I came to Corpus in 1983 as only the second Chemistry tutor in the College’s history, having been a Junior Research Fellow at another Oxford college (1982-83) and postdoctoral research fellow at the University of Groningen (1980-1982). Before that I studied Chemistry at Oxford (MA and DPhil) and did A-levels at a state school in Cornwall.
Research and Teaching
I give tutorials on the whole of the Part I Physical Chemistry course to Corpus undergraduates. In the Chemistry Department, I have lectured on a variety of topics including thermodynamics and kinetics, and currently give a 3rd year course on the quantum mechanics of NMR spectroscopy. My research group always includes one or two Chemistry Part II students.
Most of my research these days is an attempt to unravel the biophysical mechanism by which migratory songbirds detect the direction of the Earth’s magnetic field as a navigational aid. We believe that the primary sensor is a magnetically sensitive protein called cryptochrome located in the birds’ retinas. Our work is currently funded by a 6-year Synergy Grant from the European Research Council (€8.6M).
Short non-technical articles on our work:
The Quantum Nature of Bird Migration (Scientific American)
Video of magnetoreception lecture here.
Publications, Links and Resources
Chemical compass model of avian magnetoreception.
K. Maeda et al. Nature, 453 (2008) 387-390.
Anthropogenic electromagnetic noise disrupts magnetic compass orientation in a migratory bird.
S. Engels, et al. Nature. 509 (2014) 353-356.
The radical-pair mechanism of magnetoreception.
P. J. Hore & H. Mouritsen. Annu. Rev. Biophys., 45 (2016) 299-344.
The quantum needle of the avian magnetic compass.
H. G. Hiscock, et al. Proc. Natl. Acad. Sci. USA, 113 (2016) 4634-4639.
Magnetic sensitivity of cryptochrome 4 from a migratory songbird
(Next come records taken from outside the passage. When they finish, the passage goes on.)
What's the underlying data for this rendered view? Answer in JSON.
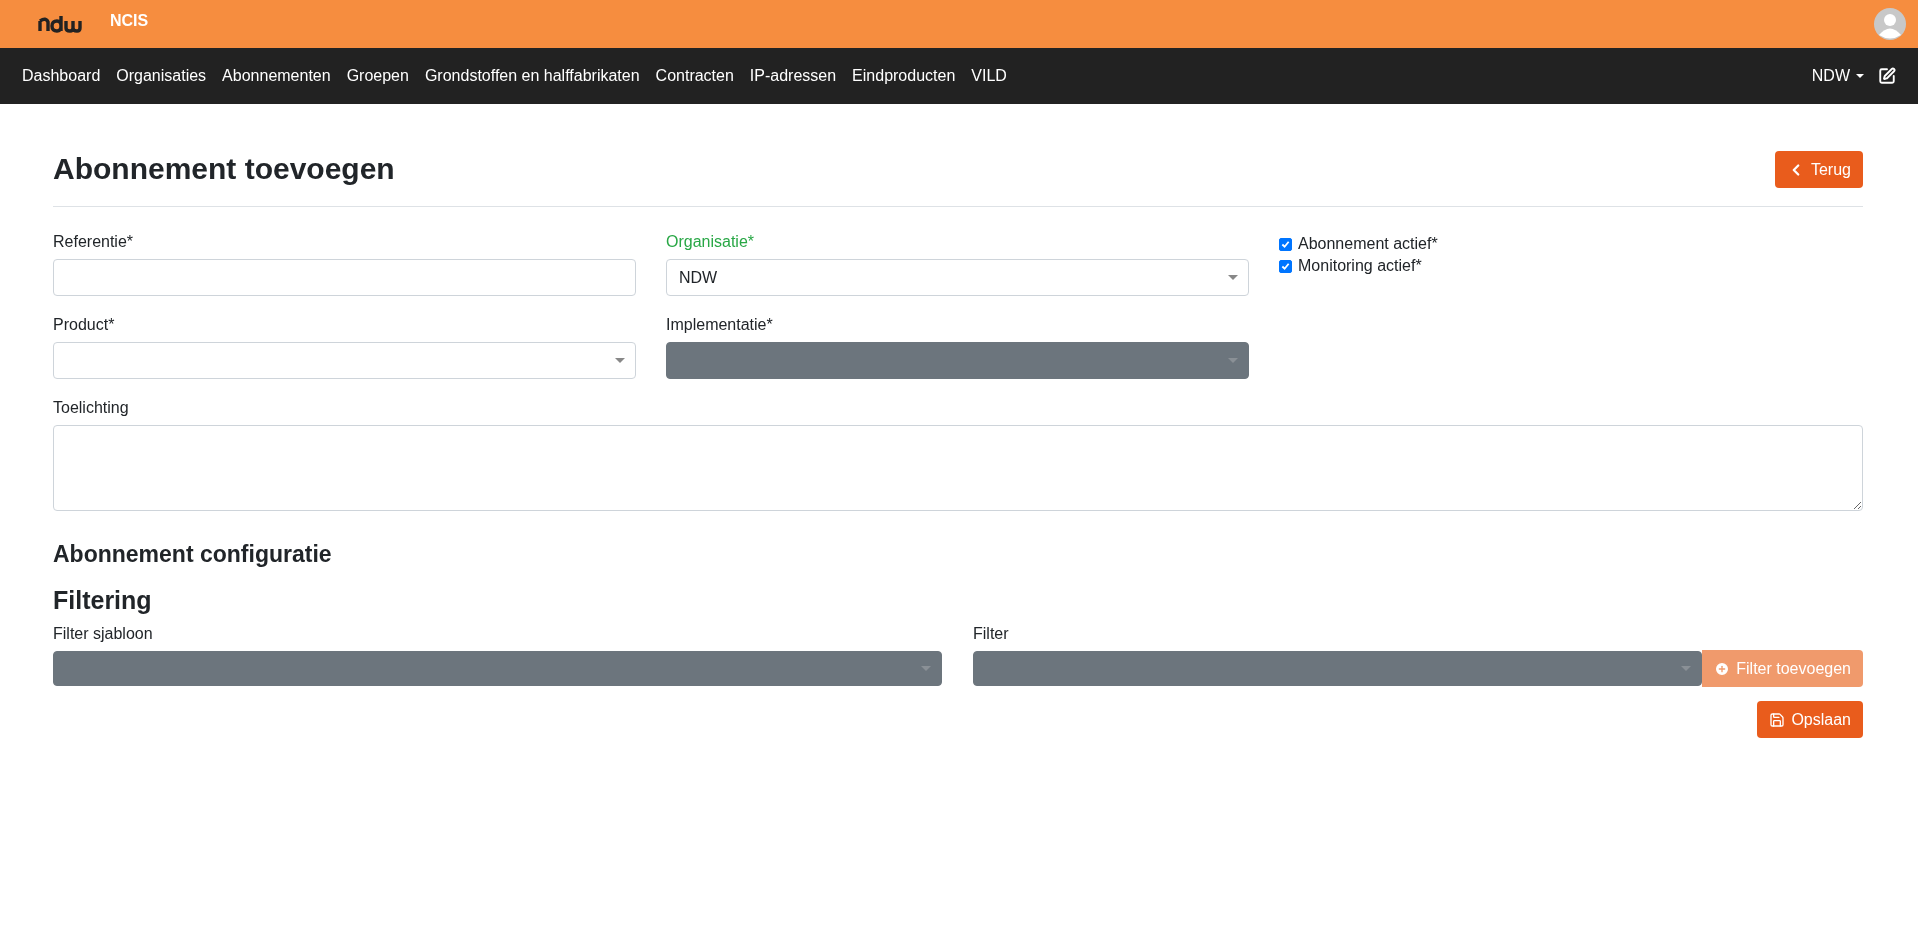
{
  "brand": {
    "app_name": "NCIS"
  },
  "nav": {
    "items": [
      {
        "label": "Dashboard"
      },
      {
        "label": "Organisaties"
      },
      {
        "label": "Abonnementen"
      },
      {
        "label": "Groepen"
      },
      {
        "label": "Grondstoffen en halffabrikaten"
      },
      {
        "label": "Contracten"
      },
      {
        "label": "IP-adressen"
      },
      {
        "label": "Eindproducten"
      },
      {
        "label": "VILD"
      }
    ],
    "user_menu": "NDW"
  },
  "page": {
    "title": "Abonnement toevoegen",
    "back_button": "Terug"
  },
  "form": {
    "fields": [
      {
        "label": "Referentie*",
        "kind": "text",
        "valid": false,
        "disabled": false
      },
      {
        "label": "Organisatie*",
        "kind": "select",
        "valid": true,
        "disabled": false,
        "value": "NDW"
      },
      {
        "label": "Product*",
        "kind": "select",
        "valid": false,
        "disabled": false
      },
      {
        "label": "Implementatie*",
        "kind": "select",
        "valid": false,
        "disabled": true
      }
    ],
    "checkboxes": [
      {
        "label": "Abonnement actief*",
        "checked": true
      },
      {
        "label": "Monitoring actief*",
        "checked": true
      }
    ],
    "notes": {
      "label": "Toelichting"
    }
  },
  "configuration": {
    "title": "Abonnement configuratie",
    "filtering_title": "Filtering",
    "filter_template": {
      "label": "Filter sjabloon",
      "disabled": true
    },
    "filter": {
      "label": "Filter",
      "disabled": true
    },
    "add_filter_button": {
      "label": "Filter toevoegen",
      "disabled": true
    },
    "save_button": "Opslaan"
  }
}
J. Xu et al. Nature, 594 (2021) 535-540
A complete list can be found here. I have also written two Oxford Chemistry Primers on NMR.